Task statement:
Scan the entries for lines with the word "value", then copy those lines.

Given data START

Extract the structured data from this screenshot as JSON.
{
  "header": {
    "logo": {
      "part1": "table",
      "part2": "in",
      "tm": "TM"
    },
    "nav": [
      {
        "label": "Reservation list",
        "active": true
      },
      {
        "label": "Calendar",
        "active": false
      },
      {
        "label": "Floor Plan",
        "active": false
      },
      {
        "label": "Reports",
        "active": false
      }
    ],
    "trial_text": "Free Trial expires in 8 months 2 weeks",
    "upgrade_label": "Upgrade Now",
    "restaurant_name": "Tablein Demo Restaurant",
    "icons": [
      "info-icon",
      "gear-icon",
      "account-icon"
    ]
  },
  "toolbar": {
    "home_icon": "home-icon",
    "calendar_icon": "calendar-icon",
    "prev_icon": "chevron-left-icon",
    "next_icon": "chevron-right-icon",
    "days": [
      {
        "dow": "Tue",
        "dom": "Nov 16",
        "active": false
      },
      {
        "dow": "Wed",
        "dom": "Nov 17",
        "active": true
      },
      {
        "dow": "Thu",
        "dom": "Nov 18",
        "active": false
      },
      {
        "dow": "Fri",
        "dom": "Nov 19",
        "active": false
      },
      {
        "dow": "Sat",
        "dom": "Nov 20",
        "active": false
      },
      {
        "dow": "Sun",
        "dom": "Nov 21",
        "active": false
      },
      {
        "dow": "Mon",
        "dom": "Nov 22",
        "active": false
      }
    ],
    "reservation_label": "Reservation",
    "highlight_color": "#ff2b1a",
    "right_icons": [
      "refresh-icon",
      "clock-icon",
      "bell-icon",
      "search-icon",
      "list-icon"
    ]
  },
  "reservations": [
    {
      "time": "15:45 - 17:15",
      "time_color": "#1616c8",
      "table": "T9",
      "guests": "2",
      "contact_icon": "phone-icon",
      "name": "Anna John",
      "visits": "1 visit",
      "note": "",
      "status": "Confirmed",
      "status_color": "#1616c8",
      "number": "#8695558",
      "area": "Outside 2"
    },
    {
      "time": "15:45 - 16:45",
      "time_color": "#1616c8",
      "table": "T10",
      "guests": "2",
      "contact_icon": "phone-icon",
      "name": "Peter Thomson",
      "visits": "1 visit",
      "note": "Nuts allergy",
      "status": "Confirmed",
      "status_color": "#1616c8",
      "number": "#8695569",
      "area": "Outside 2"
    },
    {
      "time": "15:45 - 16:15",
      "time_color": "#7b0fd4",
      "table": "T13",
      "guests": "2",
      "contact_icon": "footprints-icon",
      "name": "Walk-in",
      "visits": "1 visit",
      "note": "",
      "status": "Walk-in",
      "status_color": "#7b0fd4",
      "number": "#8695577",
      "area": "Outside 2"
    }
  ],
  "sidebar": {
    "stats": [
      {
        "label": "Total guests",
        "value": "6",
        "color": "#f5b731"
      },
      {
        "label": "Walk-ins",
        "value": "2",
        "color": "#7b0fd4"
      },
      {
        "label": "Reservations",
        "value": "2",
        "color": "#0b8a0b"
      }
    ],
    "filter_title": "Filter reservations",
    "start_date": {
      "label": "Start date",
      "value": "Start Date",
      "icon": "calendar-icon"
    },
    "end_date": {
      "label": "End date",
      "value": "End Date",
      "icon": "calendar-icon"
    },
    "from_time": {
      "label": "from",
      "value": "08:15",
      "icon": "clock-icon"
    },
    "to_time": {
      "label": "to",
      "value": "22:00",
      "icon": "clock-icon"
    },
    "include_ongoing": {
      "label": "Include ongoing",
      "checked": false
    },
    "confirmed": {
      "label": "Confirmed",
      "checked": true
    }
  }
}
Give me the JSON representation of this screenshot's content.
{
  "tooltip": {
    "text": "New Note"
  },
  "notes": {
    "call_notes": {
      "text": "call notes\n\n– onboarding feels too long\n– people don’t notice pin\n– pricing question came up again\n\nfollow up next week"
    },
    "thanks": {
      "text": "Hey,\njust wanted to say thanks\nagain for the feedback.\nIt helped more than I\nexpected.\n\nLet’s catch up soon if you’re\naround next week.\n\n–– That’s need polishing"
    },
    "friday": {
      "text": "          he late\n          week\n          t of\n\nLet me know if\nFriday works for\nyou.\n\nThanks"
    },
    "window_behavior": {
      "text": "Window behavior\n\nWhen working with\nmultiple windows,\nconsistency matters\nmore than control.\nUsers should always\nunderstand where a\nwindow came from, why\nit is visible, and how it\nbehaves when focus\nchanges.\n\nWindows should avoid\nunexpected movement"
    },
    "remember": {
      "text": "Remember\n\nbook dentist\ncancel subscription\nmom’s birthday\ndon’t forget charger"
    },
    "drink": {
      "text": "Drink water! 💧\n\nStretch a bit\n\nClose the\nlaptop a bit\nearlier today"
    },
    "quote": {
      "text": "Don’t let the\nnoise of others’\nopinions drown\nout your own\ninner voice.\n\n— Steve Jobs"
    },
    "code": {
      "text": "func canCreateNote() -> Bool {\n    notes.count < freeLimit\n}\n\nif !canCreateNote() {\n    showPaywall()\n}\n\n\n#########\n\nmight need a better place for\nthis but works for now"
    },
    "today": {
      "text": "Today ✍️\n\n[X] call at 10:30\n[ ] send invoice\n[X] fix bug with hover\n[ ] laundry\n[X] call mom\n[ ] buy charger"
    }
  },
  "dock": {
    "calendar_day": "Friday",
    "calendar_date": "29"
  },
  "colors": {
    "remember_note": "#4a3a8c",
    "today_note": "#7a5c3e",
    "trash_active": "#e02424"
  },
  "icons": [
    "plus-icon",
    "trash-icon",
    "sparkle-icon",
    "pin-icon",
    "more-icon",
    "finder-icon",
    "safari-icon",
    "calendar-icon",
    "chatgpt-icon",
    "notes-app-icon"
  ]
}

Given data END

Response to this task:
        "value": "6",
        "value": "2",
        "value": "2",
      "value": "Start Date",
      "value": "End Date",
      "value": "08:15",
      "value": "22:00",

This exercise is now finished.